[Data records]
_ _ _
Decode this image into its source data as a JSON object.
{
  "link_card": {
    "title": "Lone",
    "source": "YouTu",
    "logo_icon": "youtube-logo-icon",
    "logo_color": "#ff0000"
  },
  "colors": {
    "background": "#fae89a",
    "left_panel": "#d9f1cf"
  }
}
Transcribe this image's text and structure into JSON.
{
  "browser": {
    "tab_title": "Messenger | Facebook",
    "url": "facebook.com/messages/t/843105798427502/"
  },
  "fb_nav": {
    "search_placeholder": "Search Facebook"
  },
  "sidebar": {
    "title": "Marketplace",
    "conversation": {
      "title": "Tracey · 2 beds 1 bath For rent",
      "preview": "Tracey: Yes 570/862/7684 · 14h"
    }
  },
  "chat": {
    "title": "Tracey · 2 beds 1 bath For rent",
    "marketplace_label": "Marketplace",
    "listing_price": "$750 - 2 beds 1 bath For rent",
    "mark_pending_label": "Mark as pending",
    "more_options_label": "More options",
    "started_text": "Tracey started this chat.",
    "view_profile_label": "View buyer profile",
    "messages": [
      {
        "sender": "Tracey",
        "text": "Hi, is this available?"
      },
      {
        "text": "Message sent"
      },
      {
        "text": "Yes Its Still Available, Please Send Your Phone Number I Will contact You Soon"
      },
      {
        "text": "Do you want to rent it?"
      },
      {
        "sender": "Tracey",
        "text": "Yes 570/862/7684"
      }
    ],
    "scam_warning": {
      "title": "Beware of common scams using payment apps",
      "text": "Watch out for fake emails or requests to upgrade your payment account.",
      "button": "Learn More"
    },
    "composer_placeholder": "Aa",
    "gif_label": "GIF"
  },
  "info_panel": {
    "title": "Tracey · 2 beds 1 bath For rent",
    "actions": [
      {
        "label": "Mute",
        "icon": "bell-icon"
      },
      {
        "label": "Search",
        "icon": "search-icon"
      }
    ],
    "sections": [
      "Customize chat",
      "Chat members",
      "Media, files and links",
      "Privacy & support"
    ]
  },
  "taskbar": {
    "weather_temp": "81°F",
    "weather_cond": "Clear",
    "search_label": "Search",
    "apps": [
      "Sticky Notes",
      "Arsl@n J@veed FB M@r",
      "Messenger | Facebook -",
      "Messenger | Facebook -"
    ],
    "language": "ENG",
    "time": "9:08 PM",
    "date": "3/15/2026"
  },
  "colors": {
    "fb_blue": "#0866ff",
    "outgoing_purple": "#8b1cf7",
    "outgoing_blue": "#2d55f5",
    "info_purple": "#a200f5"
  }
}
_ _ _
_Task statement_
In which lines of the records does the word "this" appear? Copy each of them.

_Written solution_
Decode this image into its source data as a JSON object.
Transcribe this image's text and structure into JSON.
    "started_text": "Tracey started this chat.",
        "text": "Hi, is this available?"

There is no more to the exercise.